-- Task to complete --
Restate every line of the material, word for word.
=== Section Start ===
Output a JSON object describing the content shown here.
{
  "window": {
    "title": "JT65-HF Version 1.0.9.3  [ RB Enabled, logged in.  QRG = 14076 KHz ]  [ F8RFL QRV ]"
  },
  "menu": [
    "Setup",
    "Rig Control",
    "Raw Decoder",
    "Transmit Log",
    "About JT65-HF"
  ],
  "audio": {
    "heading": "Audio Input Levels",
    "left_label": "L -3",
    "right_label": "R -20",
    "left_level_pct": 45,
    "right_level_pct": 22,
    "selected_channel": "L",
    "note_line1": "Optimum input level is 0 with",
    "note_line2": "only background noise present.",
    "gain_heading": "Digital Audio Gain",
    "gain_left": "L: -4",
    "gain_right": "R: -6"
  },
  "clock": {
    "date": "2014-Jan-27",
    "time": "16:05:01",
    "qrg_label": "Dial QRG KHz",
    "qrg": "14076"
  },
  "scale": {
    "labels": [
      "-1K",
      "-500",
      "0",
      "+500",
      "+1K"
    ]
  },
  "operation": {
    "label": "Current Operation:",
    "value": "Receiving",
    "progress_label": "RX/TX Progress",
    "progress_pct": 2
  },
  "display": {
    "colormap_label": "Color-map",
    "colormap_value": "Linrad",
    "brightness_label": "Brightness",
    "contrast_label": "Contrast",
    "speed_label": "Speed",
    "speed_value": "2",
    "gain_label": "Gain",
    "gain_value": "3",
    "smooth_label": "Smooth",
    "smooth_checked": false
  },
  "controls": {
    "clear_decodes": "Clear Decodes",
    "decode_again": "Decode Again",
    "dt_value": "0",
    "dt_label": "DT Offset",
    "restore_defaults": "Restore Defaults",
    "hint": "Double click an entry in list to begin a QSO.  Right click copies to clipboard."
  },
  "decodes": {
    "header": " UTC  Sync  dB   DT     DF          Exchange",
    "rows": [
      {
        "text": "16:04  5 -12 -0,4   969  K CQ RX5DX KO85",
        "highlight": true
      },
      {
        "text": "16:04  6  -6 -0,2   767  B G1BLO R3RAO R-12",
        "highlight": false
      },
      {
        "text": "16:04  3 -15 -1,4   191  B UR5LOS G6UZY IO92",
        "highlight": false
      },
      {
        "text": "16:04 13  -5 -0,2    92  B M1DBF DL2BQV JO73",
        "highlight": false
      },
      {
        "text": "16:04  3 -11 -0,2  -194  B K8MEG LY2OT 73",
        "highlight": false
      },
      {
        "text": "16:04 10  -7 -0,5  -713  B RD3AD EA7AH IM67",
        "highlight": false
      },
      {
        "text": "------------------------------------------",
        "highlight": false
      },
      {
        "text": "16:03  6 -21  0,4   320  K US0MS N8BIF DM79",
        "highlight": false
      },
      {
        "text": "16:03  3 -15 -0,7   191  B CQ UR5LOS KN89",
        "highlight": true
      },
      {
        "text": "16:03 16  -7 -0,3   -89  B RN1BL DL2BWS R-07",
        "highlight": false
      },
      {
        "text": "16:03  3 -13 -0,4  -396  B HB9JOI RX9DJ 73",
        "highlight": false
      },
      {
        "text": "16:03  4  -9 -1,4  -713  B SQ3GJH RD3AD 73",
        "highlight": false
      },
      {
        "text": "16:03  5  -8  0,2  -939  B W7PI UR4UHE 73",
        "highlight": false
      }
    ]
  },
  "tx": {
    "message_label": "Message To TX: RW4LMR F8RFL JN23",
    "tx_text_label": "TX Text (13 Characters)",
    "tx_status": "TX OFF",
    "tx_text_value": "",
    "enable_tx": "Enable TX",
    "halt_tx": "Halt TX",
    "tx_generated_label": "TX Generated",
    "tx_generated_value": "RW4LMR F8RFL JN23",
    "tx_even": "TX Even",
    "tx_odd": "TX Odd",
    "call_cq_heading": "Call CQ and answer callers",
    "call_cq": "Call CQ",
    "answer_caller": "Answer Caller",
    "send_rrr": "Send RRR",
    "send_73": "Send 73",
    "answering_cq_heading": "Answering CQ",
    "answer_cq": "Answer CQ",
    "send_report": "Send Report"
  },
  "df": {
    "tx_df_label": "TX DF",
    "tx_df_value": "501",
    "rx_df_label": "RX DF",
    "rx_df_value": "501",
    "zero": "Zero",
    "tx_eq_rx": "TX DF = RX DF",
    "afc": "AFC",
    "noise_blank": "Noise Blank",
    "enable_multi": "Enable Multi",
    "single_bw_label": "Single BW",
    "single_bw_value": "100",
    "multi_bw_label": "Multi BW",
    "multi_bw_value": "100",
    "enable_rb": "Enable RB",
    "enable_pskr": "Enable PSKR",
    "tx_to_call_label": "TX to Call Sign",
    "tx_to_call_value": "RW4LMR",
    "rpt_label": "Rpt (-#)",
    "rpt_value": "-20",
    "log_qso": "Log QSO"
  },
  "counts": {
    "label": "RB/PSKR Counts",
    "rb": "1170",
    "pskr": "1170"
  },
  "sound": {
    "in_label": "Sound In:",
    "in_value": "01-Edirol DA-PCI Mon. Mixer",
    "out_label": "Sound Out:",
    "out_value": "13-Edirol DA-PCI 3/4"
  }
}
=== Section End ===
-- Final answer --
Output a JSON object describing the content shown here.
{
  "window": {
    "title": "JT65-HF Version 1.0.9.3  [ RB Enabled, logged in.  QRG = 14076 KHz ]  [ F8RFL QRV ]"
  },
  "menu": [
    "Setup",
    "Rig Control",
    "Raw Decoder",
    "Transmit Log",
    "About JT65-HF"
  ],
  "audio": {
    "heading": "Audio Input Levels",
    "left_label": "L -3",
    "right_label": "R -20",
    "left_level_pct": 45,
    "right_level_pct": 22,
    "selected_channel": "L",
    "note_line1": "Optimum input level is 0 with",
    "note_line2": "only background noise present.",
    "gain_heading": "Digital Audio Gain",
    "gain_left": "L: -4",
    "gain_right": "R: -6"
  },
  "clock": {
    "date": "2014-Jan-27",
    "time": "16:05:01",
    "qrg_label": "Dial QRG KHz",
    "qrg": "14076"
  },
  "scale": {
    "labels": [
      "-1K",
      "-500",
      "0",
      "+500",
      "+1K"
    ]
  },
  "operation": {
    "label": "Current Operation:",
    "value": "Receiving",
    "progress_label": "RX/TX Progress",
    "progress_pct": 2
  },
  "display": {
    "colormap_label": "Color-map",
    "colormap_value": "Linrad",
    "brightness_label": "Brightness",
    "contrast_label": "Contrast",
    "speed_label": "Speed",
    "speed_value": "2",
    "gain_label": "Gain",
    "gain_value": "3",
    "smooth_label": "Smooth",
    "smooth_checked": false
  },
  "controls": {
    "clear_decodes": "Clear Decodes",
    "decode_again": "Decode Again",
    "dt_value": "0",
    "dt_label": "DT Offset",
    "restore_defaults": "Restore Defaults",
    "hint": "Double click an entry in list to begin a QSO.  Right click copies to clipboard."
  },
  "decodes": {
    "header": " UTC  Sync  dB   DT     DF          Exchange",
    "rows": [
      {
        "text": "16:04  5 -12 -0,4   969  K CQ RX5DX KO85",
        "highlight": true
      },
      {
        "text": "16:04  6  -6 -0,2   767  B G1BLO R3RAO R-12",
        "highlight": false
      },
      {
        "text": "16:04  3 -15 -1,4   191  B UR5LOS G6UZY IO92",
        "highlight": false
      },
      {
        "text": "16:04 13  -5 -0,2    92  B M1DBF DL2BQV JO73",
        "highlight": false
      },
      {
        "text": "16:04  3 -11 -0,2  -194  B K8MEG LY2OT 73",
        "highlight": false
      },
      {
        "text": "16:04 10  -7 -0,5  -713  B RD3AD EA7AH IM67",
        "highlight": false
      },
      {
        "text": "------------------------------------------",
        "highlight": false
      },
      {
        "text": "16:03  6 -21  0,4   320  K US0MS N8BIF DM79",
        "highlight": false
      },
      {
        "text": "16:03  3 -15 -0,7   191  B CQ UR5LOS KN89",
        "highlight": true
      },
      {
        "text": "16:03 16  -7 -0,3   -89  B RN1BL DL2BWS R-07",
        "highlight": false
      },
      {
        "text": "16:03  3 -13 -0,4  -396  B HB9JOI RX9DJ 73",
        "highlight": false
      },
      {
        "text": "16:03  4  -9 -1,4  -713  B SQ3GJH RD3AD 73",
        "highlight": false
      },
      {
        "text": "16:03  5  -8  0,2  -939  B W7PI UR4UHE 73",
        "highlight": false
      }
    ]
  },
  "tx": {
    "message_label": "Message To TX: RW4LMR F8RFL JN23",
    "tx_text_label": "TX Text (13 Characters)",
    "tx_status": "TX OFF",
    "tx_text_value": "",
    "enable_tx": "Enable TX",
    "halt_tx": "Halt TX",
    "tx_generated_label": "TX Generated",
    "tx_generated_value": "RW4LMR F8RFL JN23",
    "tx_even": "TX Even",
    "tx_odd": "TX Odd",
    "call_cq_heading": "Call CQ and answer callers",
    "call_cq": "Call CQ",
    "answer_caller": "Answer Caller",
    "send_rrr": "Send RRR",
    "send_73": "Send 73",
    "answering_cq_heading": "Answering CQ",
    "answer_cq": "Answer CQ",
    "send_report": "Send Report"
  },
  "df": {
    "tx_df_label": "TX DF",
    "tx_df_value": "501",
    "rx_df_label": "RX DF",
    "rx_df_value": "501",
    "zero": "Zero",
    "tx_eq_rx": "TX DF = RX DF",
    "afc": "AFC",
    "noise_blank": "Noise Blank",
    "enable_multi": "Enable Multi",
    "single_bw_label": "Single BW",
    "single_bw_value": "100",
    "multi_bw_label": "Multi BW",
    "multi_bw_value": "100",
    "enable_rb": "Enable RB",
    "enable_pskr": "Enable PSKR",
    "tx_to_call_label": "TX to Call Sign",
    "tx_to_call_value": "RW4LMR",
    "rpt_label": "Rpt (-#)",
    "rpt_value": "-20",
    "log_qso": "Log QSO"
  },
  "counts": {
    "label": "RB/PSKR Counts",
    "rb": "1170",
    "pskr": "1170"
  },
  "sound": {
    "in_label": "Sound In:",
    "in_value": "01-Edirol DA-PCI Mon. Mixer",
    "out_label": "Sound Out:",
    "out_value": "13-Edirol DA-PCI 3/4"
  }
}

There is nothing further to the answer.